    You may be that teacher right now. The grump who never smiles, except for when you make a joke about how crappy the profession of teaching is. The “Negative Nancy” who, when people see you enter the room, they automatically have a call to take or copies to make. You. Are. Burned. Out. And happy to stay right where you are, basking in the shadows of how things used to or should be. And some of you haven’t even been teaching that long!

  3. Change your perspective.

    The next option is to change your attitude. This is something I could have done several times when I was frustrated and even angry at my administrators. I only looked at things through my perspective and I made things personal that should not have been. I could have benefitted from seeing things through my principals’ eyes or by not feeling like it was a personal attack, when it wasn’t.

    A lot of times (and as I’ve learned from being married to one) principals are just the messengers and even as hard as they try, they can’t keep all the water from running down the pipe. They’re coming to work for money just like you, because we all need it. Showing some empathy when your principal emails a new initiative and emailing him to see if you can ask questions to truly understand will serve your soul a lot more than flying off the handle at your coworkers (or said principal), shouting, “Here we go again!” and slamming your classroom door to have a good cry and a king size Snickers bar.

    “It’s not what happens to us, but how we react to it that matters.” - Epictetus
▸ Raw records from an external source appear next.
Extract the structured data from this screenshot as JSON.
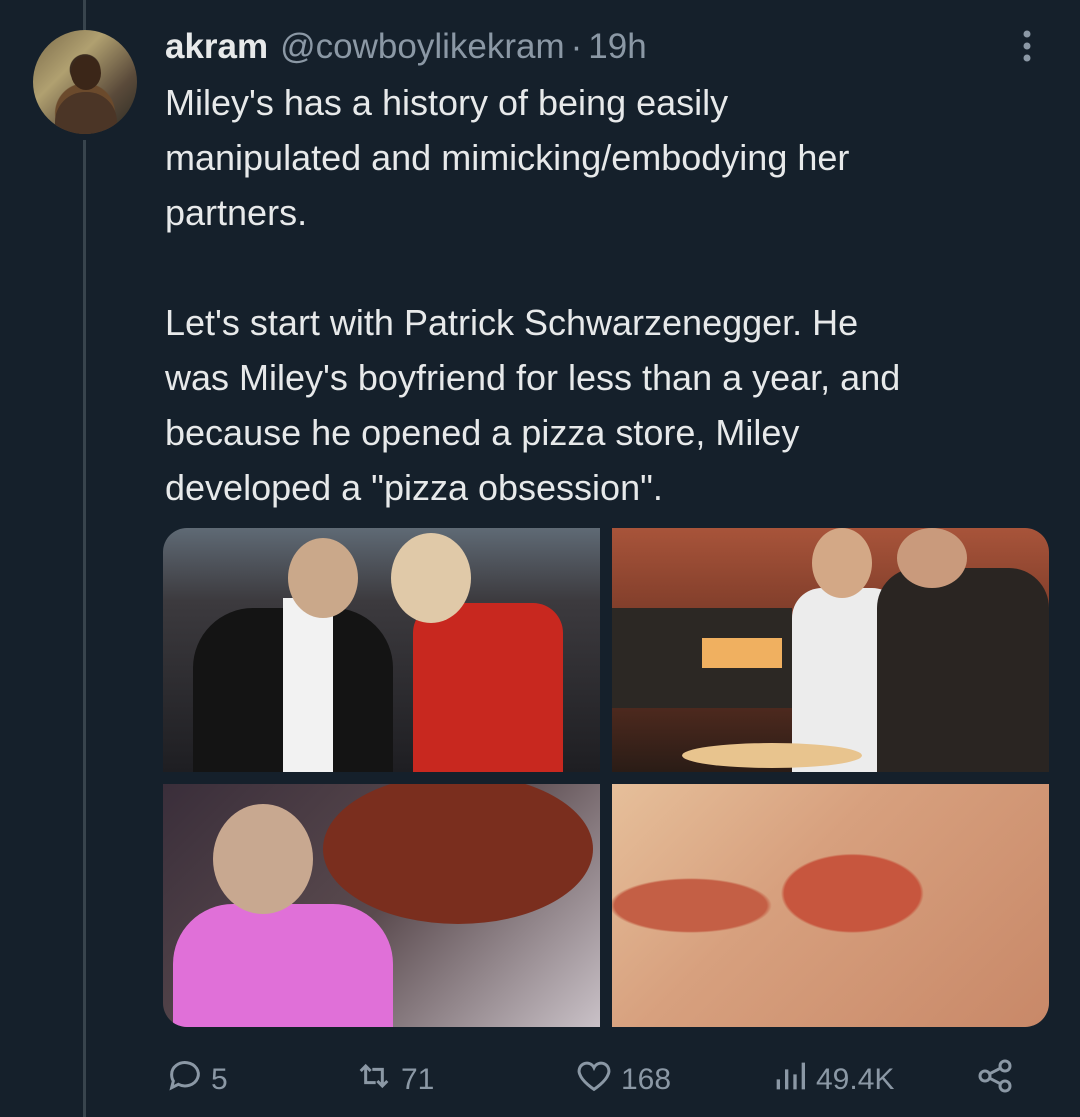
{
  "tweet": {
    "author_name": "akram",
    "author_handle": "@cowboylikekram",
    "separator": "·",
    "time_ago": "19h",
    "text": "Miley's has a history of being easily\nmanipulated and mimicking/embodying her\npartners.\n\nLet's start with Patrick Schwarzenegger. He\nwas Miley's boyfriend for less than a year, and\nbecause he opened a pizza store, Miley\ndeveloped a \"pizza obsession\"."
  },
  "media": {
    "count": 4
  },
  "actions": {
    "replies": "5",
    "reposts": "71",
    "likes": "168",
    "views": "49.4K"
  },
  "icons": {
    "more": "more-vertical-icon",
    "reply": "reply-icon",
    "repost": "repost-icon",
    "like": "heart-icon",
    "views": "views-icon",
    "share": "share-icon"
  },
  "colors": {
    "background": "#15202b",
    "text": "#e7e9ea",
    "muted": "#8b98a5",
    "thread_line": "#38444d"
  }
}
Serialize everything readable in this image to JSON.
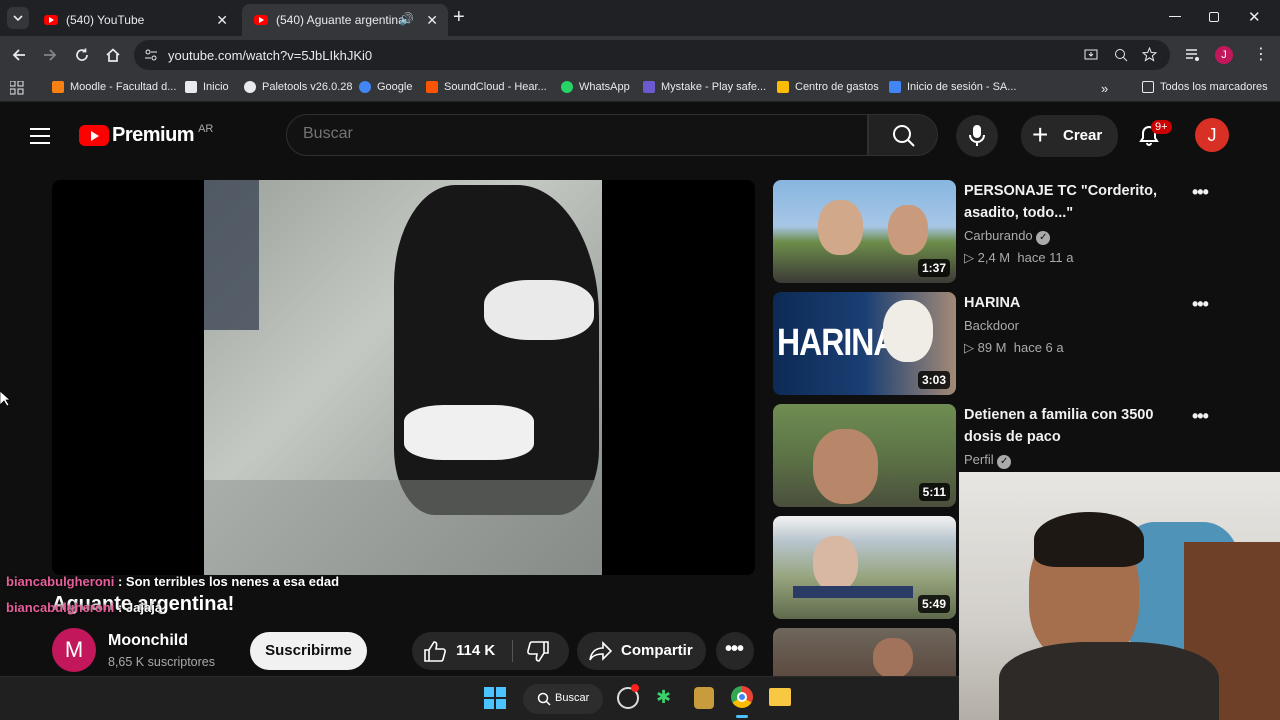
{
  "browser": {
    "tabs": [
      {
        "title": "(540) YouTube"
      },
      {
        "title": "(540) Aguante argentina! -"
      }
    ],
    "url": "youtube.com/watch?v=5JbLIkhJKi0",
    "bookmarks": [
      {
        "label": "Moodle - Facultad d...",
        "color": "#f98012"
      },
      {
        "label": "Inicio",
        "color": "#e8eaed"
      },
      {
        "label": "Paletools v26.0.28",
        "color": "#e8eaed"
      },
      {
        "label": "Google",
        "color": "#4285f4"
      },
      {
        "label": "SoundCloud - Hear...",
        "color": "#ff5500"
      },
      {
        "label": "WhatsApp",
        "color": "#25d366"
      },
      {
        "label": "Mystake - Play safe...",
        "color": "#6a5acd"
      },
      {
        "label": "Centro de gastos",
        "color": "#fbbc04"
      },
      {
        "label": "Inicio de sesión - SA...",
        "color": "#4285f4"
      }
    ],
    "all_bookmarks": "Todos los marcadores",
    "profile_initial": "J"
  },
  "youtube": {
    "logo_text": "Premium",
    "region": "AR",
    "search_placeholder": "Buscar",
    "create_label": "Crear",
    "notifications": "9+",
    "avatar_initial": "J"
  },
  "video": {
    "title": "Aguante argentina!",
    "channel": "Moonchild",
    "channel_initial": "M",
    "subscribers": "8,65 K suscriptores",
    "subscribe_label": "Suscribirme",
    "likes": "114 K",
    "share_label": "Compartir"
  },
  "chat": [
    {
      "user": "biancabulgheroni",
      "text": ": Son terribles los nenes a esa edad"
    },
    {
      "user": "biancabulgheroni",
      "text": ": Jajaja"
    }
  ],
  "recommendations": [
    {
      "title": "PERSONAJE TC \"Corderito, asadito, todo...\"",
      "channel": "Carburando",
      "verified": true,
      "views": "2,4 M",
      "age": "hace 11 a",
      "duration": "1:37",
      "thumb_color": "#4a7fb0"
    },
    {
      "title": "HARINA",
      "channel": "Backdoor",
      "verified": false,
      "views": "89 M",
      "age": "hace 6 a",
      "duration": "3:03",
      "thumb_color": "#1b3a6b",
      "thumb_text": "HARINA"
    },
    {
      "title": "Detienen a familia con 3500 dosis de paco",
      "channel": "Perfil",
      "verified": true,
      "views": "",
      "age": "",
      "duration": "5:11",
      "thumb_color": "#6b6e4a"
    },
    {
      "title": "",
      "channel": "",
      "verified": false,
      "views": "",
      "age": "",
      "duration": "5:49",
      "thumb_color": "#8c9aa3"
    },
    {
      "title": "",
      "channel": "",
      "verified": false,
      "views": "",
      "age": "",
      "duration": "",
      "thumb_color": "#5c4a3f"
    }
  ],
  "taskbar": {
    "search_label": "Buscar"
  }
}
    (I had this quote hanging in my classroom when I was losing my mind daily over my terrible relationship with my principal and assistant principal, but do you think I internalized it? I’ll let you answer that for yourself.)

  4. start over.

    I can tell you, BITs, it’s damn hard. It really is. Especially when you make a move that you feel is going to help you soar, only to crash, face-first into an open arena of spectators (and there are headlines to prove that it happened). It happened to me.

    Do I believe that that’s the norm? No way. Do you know why? Because when that happened, it lead me to another place to start over. And that is where I found the beginning of the path to my true calling: serving YOU.

    Remember in The Wizard of Oz, when Dorothy makes all those mistakes at the beginning of the movie, gets to Munchkin Land and she starts her journey to Oz on the tiny point of the ‘Yellow Brick Road’? That’s what it was like to start over for me. Lot’s of twists and turns and I still feel a little lost sometimes, but starting over for me began when the organization I was the Executive Director of closed six months after I started there. That was my rock bottom.

    My challenge to you is this:

    Start by asking for help.

    I don’t care if it’s your spouse, best friend, coworker, or principal. I don’t care if it’s a stranger because they just caught you crying in the middle of the isle at Wal-Mart because you can’t find Freeze Pops and you swore you’d buy enough for the entire school, it’s 7 am, and school starts in 20 minutes.

    Here are some sentence starters:

    • I’ve been trying really hard to get better at __________, but ____________. Can you help point me in the right direction?

    • Can you please help me understand ______________? Because I heard/understood it as _____________.

    • Would you mind if I asked you some questions about __________________? I need help understanding.

    • Could you tell me who is really good at ___________? I need help with _____________.

    • I feel that I’ve tried my hardest to learn how to use _____________. Do you have any advice for me? Could you show me?

Here’s a cold, hard possibility:

The help may never arrive. That’s when you go to other places to find the support you need. The free and private Burned-In Teacher Facebook Group could be one of those places, if you want it to be. Feel free to reach out to us and we’ll point you in the right direction the best we can. But, we aren’t the only group out there. There are Facebook groups about using technology with littles, Preschool groups, groups for teachers who teach to a certain curriculum. If you can’t find one, do what I did: START YOUR OWN.

Take a deep breath. You are your own hero. BURN ON!

Amber HarperComment